This Weed Is Restricted in Minnesota. Is it in Your Yard?
This time of the year, when the grass, trees and flowers all start blooming, is great in Minnesota. But it also means some nasty, restricted weeds could be popping up in your yard, too.
Our local neighborhood website posted a notice over the weekend that THIS noxious, invasive weed has been spotted in our neck of the woods. And, that because it's an invasive species not native to Minnesota, the post said if it was in your yard, you're advised to take steps to get rid of it.
Just what is it? It's the Alliaria petiolata plant, more commonly called Garlic Mustard. And while it sounds like something you might enjoy on a hot dog or brat, it's not supposed to be here in Minnesota. (Don't get it confused with another invasive species that sounds like food, the Wild Parsnip -- which can be nasty if you come in contact with it!)
The Minnesota DNR website says Garlic Mustard is native to Europe, and was first brought to New York state in the 1800s. It has now spread across the east coast and here into the Midwest.

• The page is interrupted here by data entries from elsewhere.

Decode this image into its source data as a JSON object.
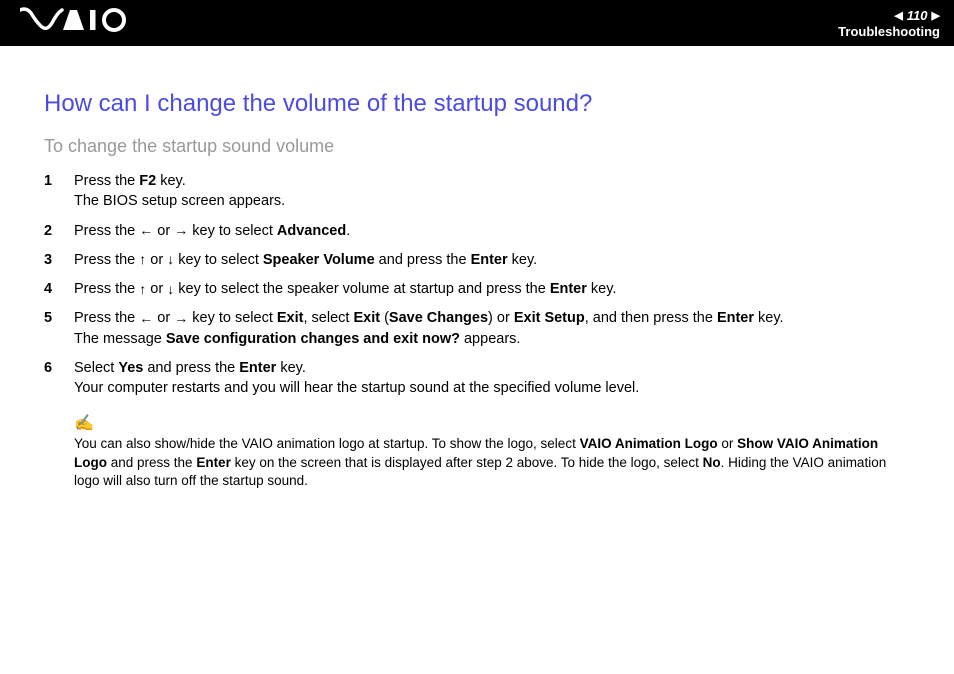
{
  "header": {
    "logo_text": "VAIO",
    "page_number": "110",
    "section": "Troubleshooting"
  },
  "main": {
    "heading": "How can I change the volume of the startup sound?",
    "subheading": "To change the startup sound volume",
    "steps": [
      {
        "n": "1",
        "pre": "Press the ",
        "b1": "F2",
        "post": " key.",
        "line2": "The BIOS setup screen appears."
      },
      {
        "n": "2",
        "pre": "Press the ",
        "icon1": "←",
        "mid1": " or ",
        "icon2": "→",
        "post1": " key to select ",
        "b1": "Advanced",
        "post2": "."
      },
      {
        "n": "3",
        "pre": "Press the ",
        "icon1": "↑",
        "mid1": " or ",
        "icon2": "↓",
        "post1": " key to select ",
        "b1": "Speaker Volume",
        "mid2": " and press the ",
        "b2": "Enter",
        "post2": " key."
      },
      {
        "n": "4",
        "pre": "Press the ",
        "icon1": "↑",
        "mid1": " or ",
        "icon2": "↓",
        "post1": " key to select the speaker volume at startup and press the ",
        "b1": "Enter",
        "post2": " key."
      },
      {
        "n": "5",
        "pre": "Press the ",
        "icon1": "←",
        "mid1": " or ",
        "icon2": "→",
        "post1": " key to select ",
        "b1": "Exit",
        "mid2": ", select ",
        "b2": "Exit",
        "mid3": " (",
        "b3": "Save Changes",
        "mid4": ") or ",
        "b4": "Exit Setup",
        "mid5": ", and then press the ",
        "b5": "Enter",
        "post2": " key.",
        "line2a": "The message ",
        "line2b": "Save configuration changes and exit now?",
        "line2c": " appears."
      },
      {
        "n": "6",
        "pre": "Select ",
        "b1": "Yes",
        "mid1": " and press the ",
        "b2": "Enter",
        "post1": " key.",
        "line2": "Your computer restarts and you will hear the startup sound at the specified volume level."
      }
    ],
    "note": {
      "t1": "You can also show/hide the VAIO animation logo at startup. To show the logo, select ",
      "b1": "VAIO Animation Logo",
      "t2": " or ",
      "b2": "Show VAIO Animation Logo",
      "t3": " and press the ",
      "b3": "Enter",
      "t4": " key on the screen that is displayed after step 2 above. To hide the logo, select ",
      "b4": "No",
      "t5": ". Hiding the VAIO animation logo will also turn off the startup sound."
    }
  }
}
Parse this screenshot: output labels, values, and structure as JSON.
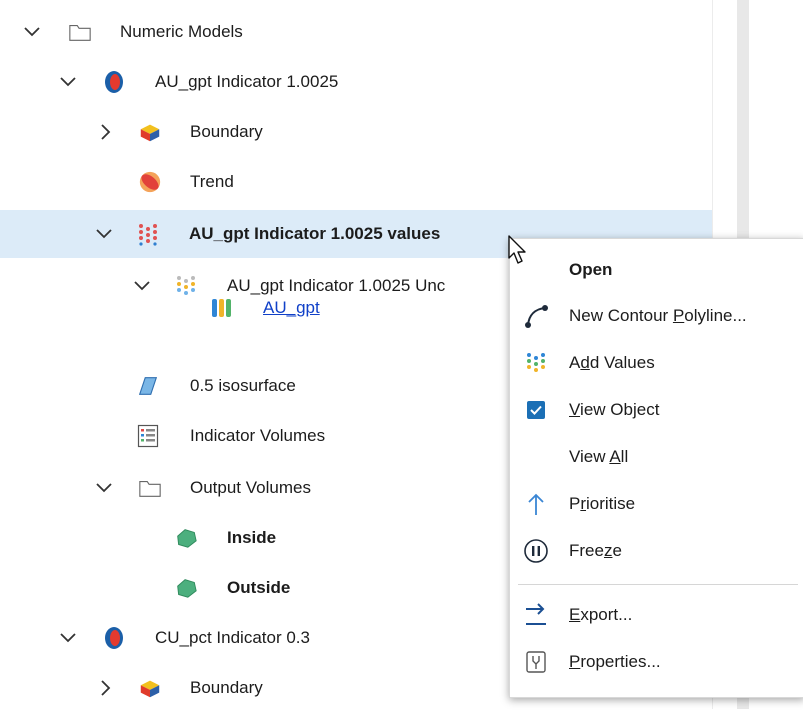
{
  "tree": {
    "numeric_models": "Numeric Models",
    "au_indicator": "AU_gpt Indicator 1.0025",
    "boundary_1": "Boundary",
    "trend": "Trend",
    "au_values": "AU_gpt Indicator 1.0025 values",
    "au_unc": "AU_gpt Indicator 1.0025 Unc",
    "au_gpt": "AU_gpt",
    "isosurface": "0.5 isosurface",
    "indicator_volumes": "Indicator Volumes",
    "output_volumes": "Output Volumes",
    "inside": "Inside",
    "outside": "Outside",
    "cu_indicator": "CU_pct Indicator 0.3",
    "boundary_2": "Boundary"
  },
  "menu": {
    "open": "Open",
    "new_contour_pre": "New Contour ",
    "new_contour_u": "P",
    "new_contour_post": "olyline...",
    "add_values_pre": "A",
    "add_values_u": "d",
    "add_values_post": "d Values",
    "view_object_u": "V",
    "view_object_post": "iew Object",
    "view_all_pre": "View ",
    "view_all_u": "A",
    "view_all_post": "ll",
    "prioritise_pre": "P",
    "prioritise_u": "r",
    "prioritise_post": "ioritise",
    "freeze_pre": "Free",
    "freeze_u": "z",
    "freeze_post": "e",
    "export_u": "E",
    "export_post": "xport...",
    "properties_u": "P",
    "properties_post": "roperties..."
  },
  "colors": {
    "selection": "#dcebf8",
    "accent": "#1b6fb5",
    "link": "#1040c8"
  }
}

The site says it poses a threat because it can take over an area (like your yard) and alter your natural vegetation (that'd be your grass and other plants) which then is a threat to native birds and animals.
To find out more about Garlic Mustard, what it looks like, and how to get it out of your yard, just click HERE.